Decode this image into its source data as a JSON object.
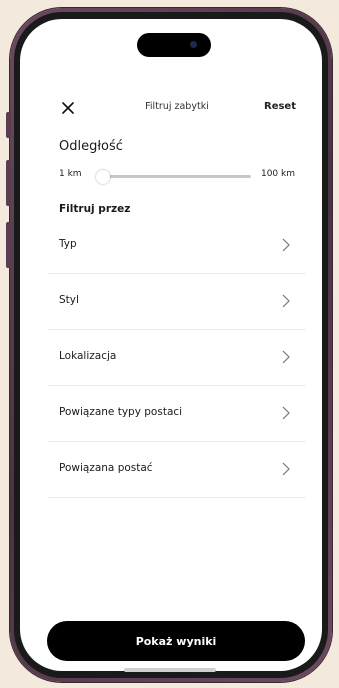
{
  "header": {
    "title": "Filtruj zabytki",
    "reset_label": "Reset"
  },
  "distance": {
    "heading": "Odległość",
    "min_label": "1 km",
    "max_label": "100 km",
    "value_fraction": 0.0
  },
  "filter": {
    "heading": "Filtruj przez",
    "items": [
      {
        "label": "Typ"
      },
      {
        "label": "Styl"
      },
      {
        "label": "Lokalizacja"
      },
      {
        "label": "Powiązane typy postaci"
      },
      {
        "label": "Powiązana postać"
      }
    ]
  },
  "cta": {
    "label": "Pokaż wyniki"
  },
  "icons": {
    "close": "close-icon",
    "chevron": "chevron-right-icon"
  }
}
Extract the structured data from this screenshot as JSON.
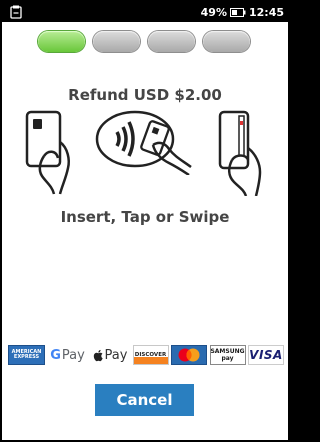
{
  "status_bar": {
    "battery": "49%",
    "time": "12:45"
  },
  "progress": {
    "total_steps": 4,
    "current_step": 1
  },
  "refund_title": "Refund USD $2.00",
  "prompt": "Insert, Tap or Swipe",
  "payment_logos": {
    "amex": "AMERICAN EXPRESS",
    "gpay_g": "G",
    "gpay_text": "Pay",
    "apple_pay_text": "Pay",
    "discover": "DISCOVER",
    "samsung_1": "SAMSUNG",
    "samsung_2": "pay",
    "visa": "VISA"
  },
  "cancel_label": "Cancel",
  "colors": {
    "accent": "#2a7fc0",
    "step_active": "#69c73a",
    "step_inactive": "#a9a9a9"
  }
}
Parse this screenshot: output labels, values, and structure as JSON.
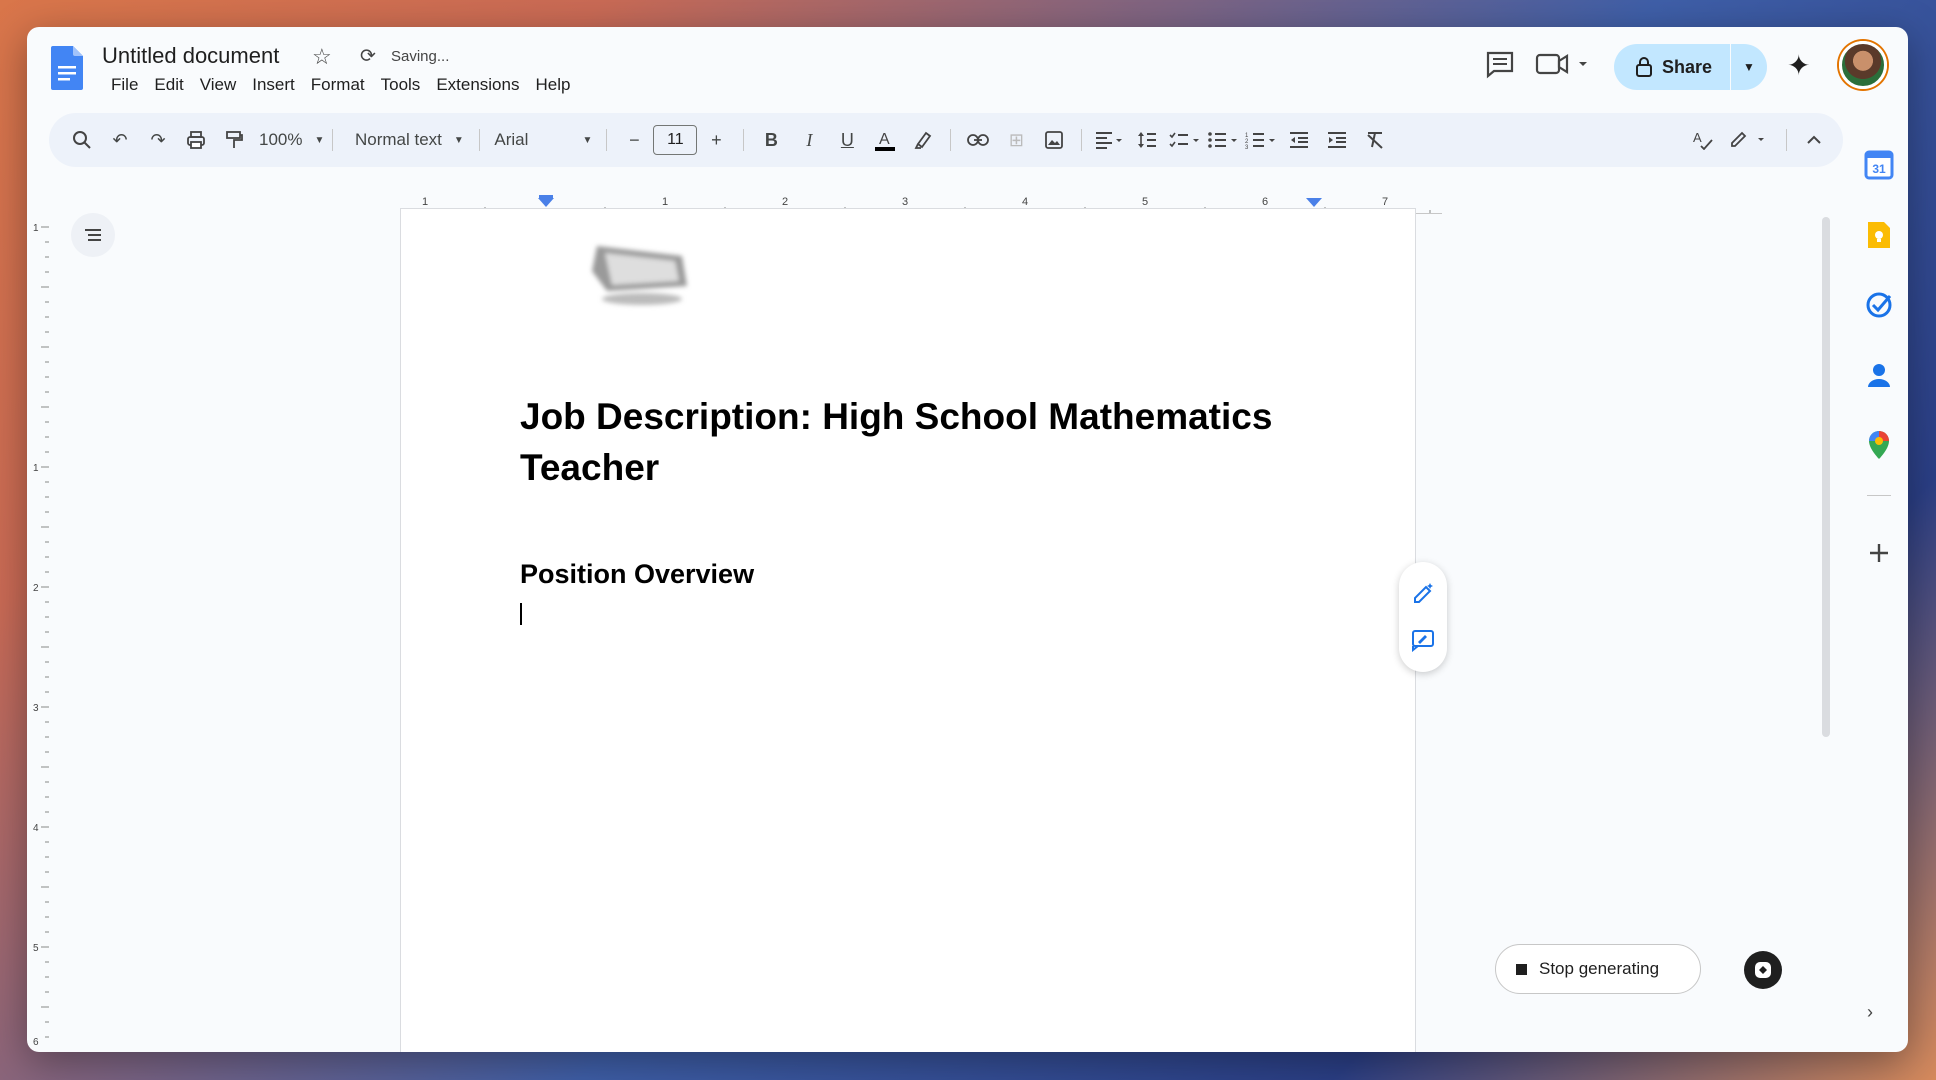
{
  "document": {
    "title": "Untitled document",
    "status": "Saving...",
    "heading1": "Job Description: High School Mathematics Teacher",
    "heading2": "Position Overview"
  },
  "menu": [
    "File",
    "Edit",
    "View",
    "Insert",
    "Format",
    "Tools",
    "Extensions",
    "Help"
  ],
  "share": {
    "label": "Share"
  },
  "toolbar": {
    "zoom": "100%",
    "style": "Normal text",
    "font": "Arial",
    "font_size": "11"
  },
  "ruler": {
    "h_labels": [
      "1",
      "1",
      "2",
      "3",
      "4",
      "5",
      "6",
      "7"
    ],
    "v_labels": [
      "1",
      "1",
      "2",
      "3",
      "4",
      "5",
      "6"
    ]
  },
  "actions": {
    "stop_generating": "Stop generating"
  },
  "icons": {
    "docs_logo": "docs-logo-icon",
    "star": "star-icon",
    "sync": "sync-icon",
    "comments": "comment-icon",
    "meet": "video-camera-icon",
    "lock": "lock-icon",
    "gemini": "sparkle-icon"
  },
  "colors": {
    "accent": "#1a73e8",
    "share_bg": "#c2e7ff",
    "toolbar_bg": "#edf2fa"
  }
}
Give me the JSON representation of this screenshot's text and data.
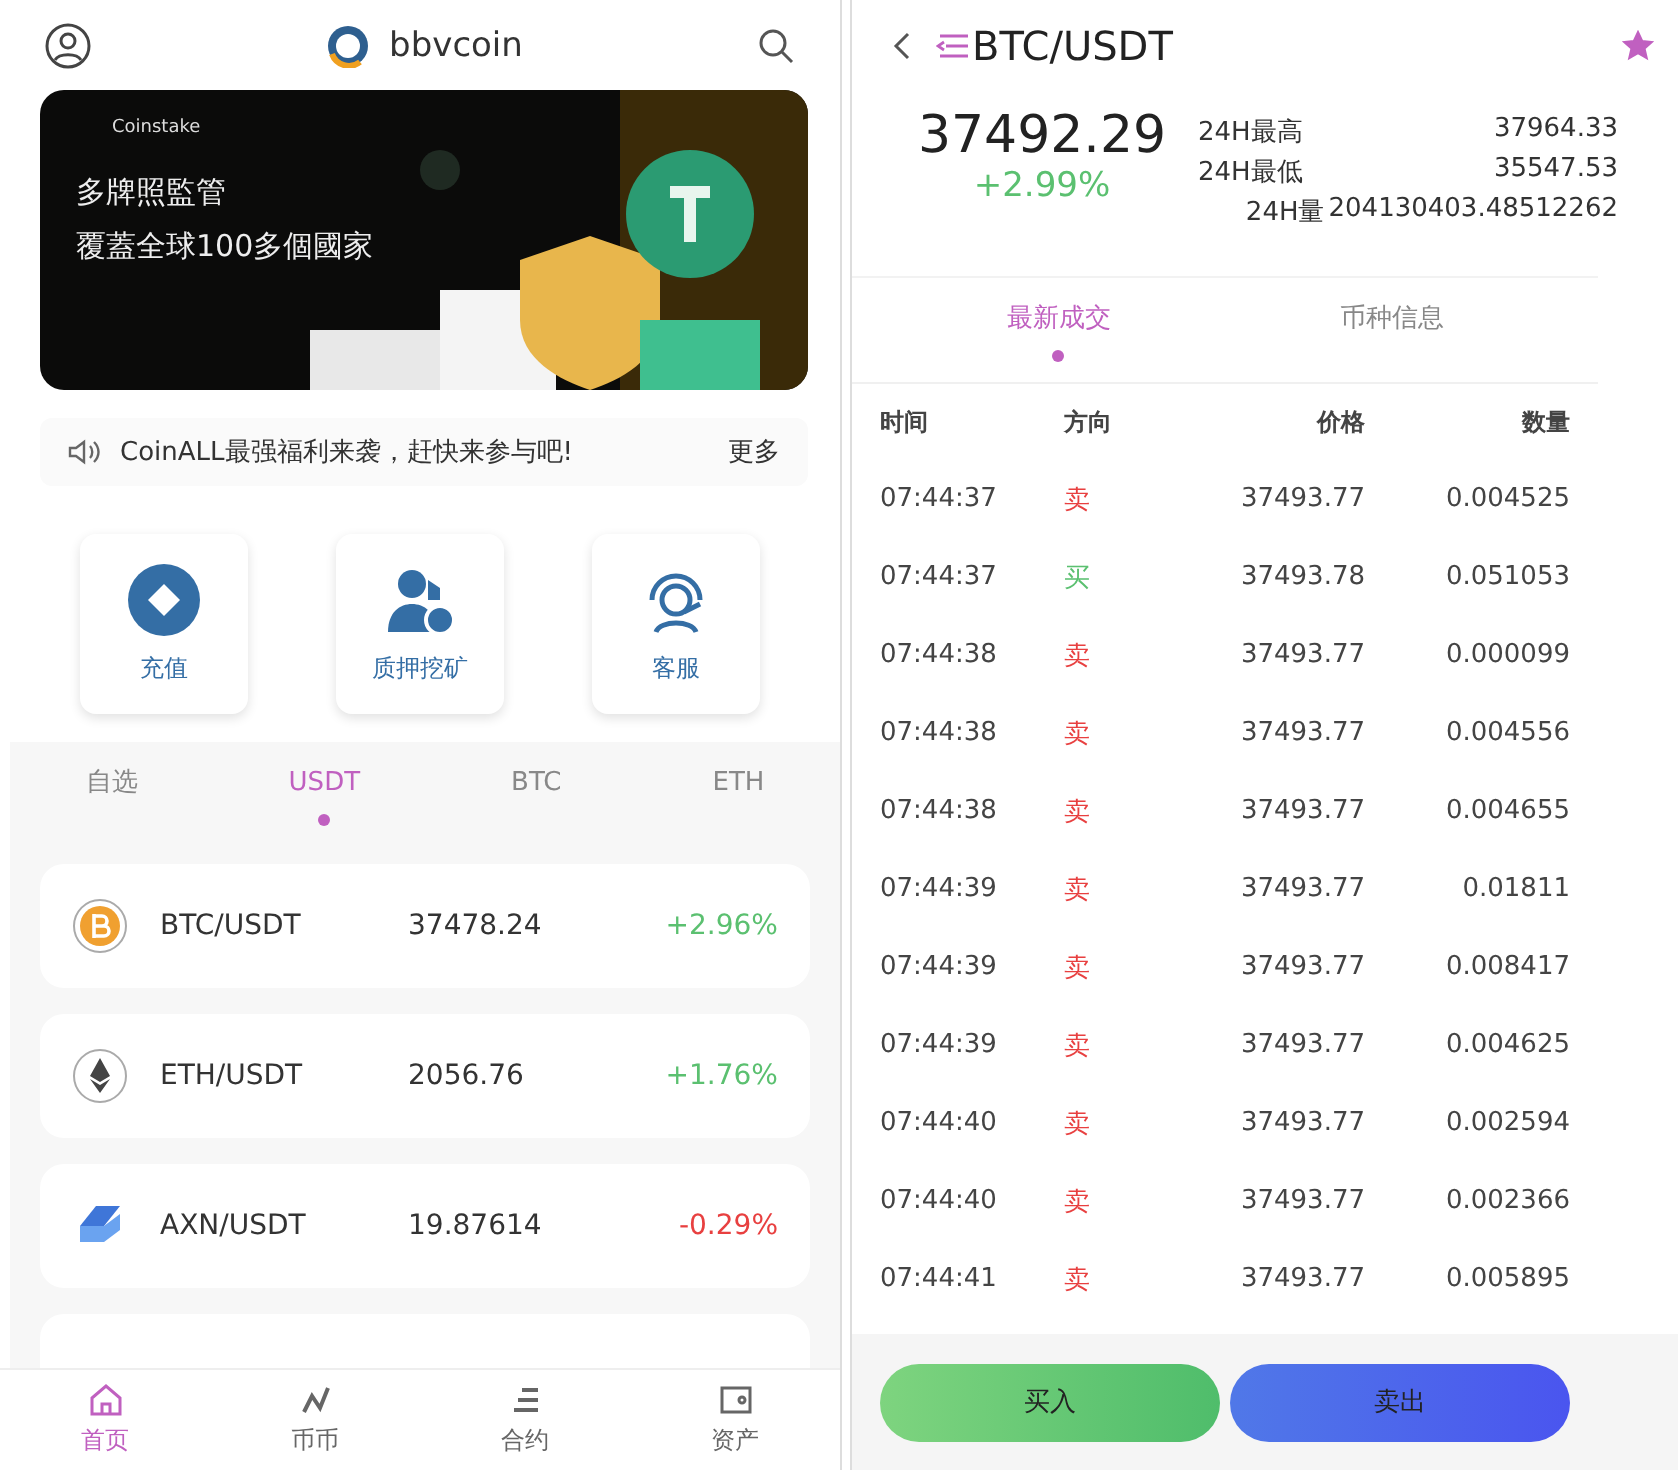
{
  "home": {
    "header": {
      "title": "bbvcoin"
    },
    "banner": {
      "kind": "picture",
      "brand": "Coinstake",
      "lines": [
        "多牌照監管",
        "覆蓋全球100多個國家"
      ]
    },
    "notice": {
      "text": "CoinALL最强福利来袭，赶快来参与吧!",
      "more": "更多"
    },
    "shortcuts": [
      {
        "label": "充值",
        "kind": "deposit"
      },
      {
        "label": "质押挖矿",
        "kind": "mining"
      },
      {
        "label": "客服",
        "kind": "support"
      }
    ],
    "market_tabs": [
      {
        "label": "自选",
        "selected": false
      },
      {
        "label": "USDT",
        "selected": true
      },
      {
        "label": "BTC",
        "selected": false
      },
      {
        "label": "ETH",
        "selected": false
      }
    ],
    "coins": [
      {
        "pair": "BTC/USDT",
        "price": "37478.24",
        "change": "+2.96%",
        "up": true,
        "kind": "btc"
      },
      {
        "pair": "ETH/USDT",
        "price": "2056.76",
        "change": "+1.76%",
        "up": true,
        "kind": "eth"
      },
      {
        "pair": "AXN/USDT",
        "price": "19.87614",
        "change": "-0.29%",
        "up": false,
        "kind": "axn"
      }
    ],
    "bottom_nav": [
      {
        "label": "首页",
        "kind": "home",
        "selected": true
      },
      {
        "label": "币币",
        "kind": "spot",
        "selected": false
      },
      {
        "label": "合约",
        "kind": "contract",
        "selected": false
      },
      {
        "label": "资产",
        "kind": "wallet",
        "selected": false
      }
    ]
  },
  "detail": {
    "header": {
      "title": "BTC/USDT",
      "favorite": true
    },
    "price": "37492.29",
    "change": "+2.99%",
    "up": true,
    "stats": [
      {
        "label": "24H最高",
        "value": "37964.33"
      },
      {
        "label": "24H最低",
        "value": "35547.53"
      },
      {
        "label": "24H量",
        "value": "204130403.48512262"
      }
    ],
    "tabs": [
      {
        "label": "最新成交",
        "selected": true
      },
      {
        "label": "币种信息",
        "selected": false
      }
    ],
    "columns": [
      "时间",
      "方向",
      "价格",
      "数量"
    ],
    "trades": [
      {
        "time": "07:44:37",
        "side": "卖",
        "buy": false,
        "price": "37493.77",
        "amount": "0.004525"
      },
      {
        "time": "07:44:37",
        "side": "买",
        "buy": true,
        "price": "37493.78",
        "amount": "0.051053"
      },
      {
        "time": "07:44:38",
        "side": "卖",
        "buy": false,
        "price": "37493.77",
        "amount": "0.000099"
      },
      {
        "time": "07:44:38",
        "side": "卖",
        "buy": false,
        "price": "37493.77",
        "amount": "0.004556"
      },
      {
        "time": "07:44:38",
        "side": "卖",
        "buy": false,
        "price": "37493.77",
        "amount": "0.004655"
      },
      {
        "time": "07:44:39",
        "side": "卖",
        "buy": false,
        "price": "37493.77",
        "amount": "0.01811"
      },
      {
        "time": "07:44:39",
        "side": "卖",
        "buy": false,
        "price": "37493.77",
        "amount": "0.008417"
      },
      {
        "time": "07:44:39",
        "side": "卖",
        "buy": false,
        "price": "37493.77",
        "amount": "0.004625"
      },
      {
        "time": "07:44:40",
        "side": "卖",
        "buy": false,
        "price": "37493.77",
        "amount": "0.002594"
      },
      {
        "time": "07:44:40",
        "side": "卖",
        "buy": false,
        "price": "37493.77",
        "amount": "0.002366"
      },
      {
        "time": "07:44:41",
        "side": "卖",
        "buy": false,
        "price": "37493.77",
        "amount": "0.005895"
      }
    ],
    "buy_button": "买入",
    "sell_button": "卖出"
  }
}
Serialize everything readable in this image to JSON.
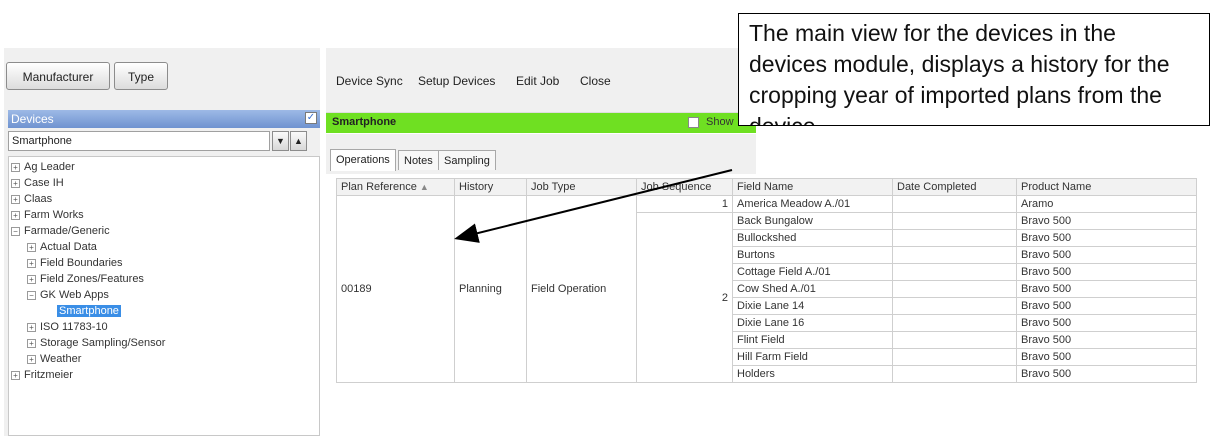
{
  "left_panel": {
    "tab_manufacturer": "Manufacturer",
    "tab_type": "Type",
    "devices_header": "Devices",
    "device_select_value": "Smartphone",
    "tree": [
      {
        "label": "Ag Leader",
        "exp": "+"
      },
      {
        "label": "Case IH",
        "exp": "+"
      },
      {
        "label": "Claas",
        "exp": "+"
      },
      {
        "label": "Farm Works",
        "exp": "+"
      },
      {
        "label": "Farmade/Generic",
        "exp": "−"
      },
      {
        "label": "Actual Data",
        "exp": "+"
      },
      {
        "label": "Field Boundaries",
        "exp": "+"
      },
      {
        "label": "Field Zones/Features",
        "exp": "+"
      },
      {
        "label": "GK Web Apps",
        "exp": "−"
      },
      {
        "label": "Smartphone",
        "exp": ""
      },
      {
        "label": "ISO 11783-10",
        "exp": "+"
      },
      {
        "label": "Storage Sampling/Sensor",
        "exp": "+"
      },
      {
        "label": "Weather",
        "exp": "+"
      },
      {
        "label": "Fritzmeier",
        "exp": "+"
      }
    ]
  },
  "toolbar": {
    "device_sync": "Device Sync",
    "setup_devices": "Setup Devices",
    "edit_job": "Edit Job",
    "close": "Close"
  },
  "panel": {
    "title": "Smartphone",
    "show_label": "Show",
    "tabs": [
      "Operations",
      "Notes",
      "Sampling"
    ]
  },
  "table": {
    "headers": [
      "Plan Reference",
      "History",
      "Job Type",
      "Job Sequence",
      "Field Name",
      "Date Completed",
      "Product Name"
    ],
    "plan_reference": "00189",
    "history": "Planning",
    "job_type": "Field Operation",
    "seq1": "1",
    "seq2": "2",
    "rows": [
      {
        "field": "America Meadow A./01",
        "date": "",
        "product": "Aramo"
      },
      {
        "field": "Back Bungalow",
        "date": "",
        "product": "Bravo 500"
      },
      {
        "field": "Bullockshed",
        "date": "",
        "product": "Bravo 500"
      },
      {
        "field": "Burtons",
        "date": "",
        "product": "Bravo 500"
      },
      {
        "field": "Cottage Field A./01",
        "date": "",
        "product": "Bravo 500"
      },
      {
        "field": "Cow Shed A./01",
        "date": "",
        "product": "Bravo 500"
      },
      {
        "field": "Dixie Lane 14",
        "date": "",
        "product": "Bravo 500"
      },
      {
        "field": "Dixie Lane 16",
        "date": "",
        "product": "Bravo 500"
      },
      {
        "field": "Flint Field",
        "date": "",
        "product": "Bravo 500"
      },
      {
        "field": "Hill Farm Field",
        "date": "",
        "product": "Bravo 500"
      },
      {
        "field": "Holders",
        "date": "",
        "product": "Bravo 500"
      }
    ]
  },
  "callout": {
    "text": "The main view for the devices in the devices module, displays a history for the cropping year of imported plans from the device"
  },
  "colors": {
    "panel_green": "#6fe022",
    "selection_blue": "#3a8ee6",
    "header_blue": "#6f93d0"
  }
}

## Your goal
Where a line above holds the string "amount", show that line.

## Exercise answer
        "amount": "0.004525"
        "amount": "0.051053"
        "amount": "0.000099"
        "amount": "0.004556"
        "amount": "0.004655"
        "amount": "0.01811"
        "amount": "0.008417"
        "amount": "0.004625"
        "amount": "0.002594"
        "amount": "0.002366"
        "amount": "0.005895"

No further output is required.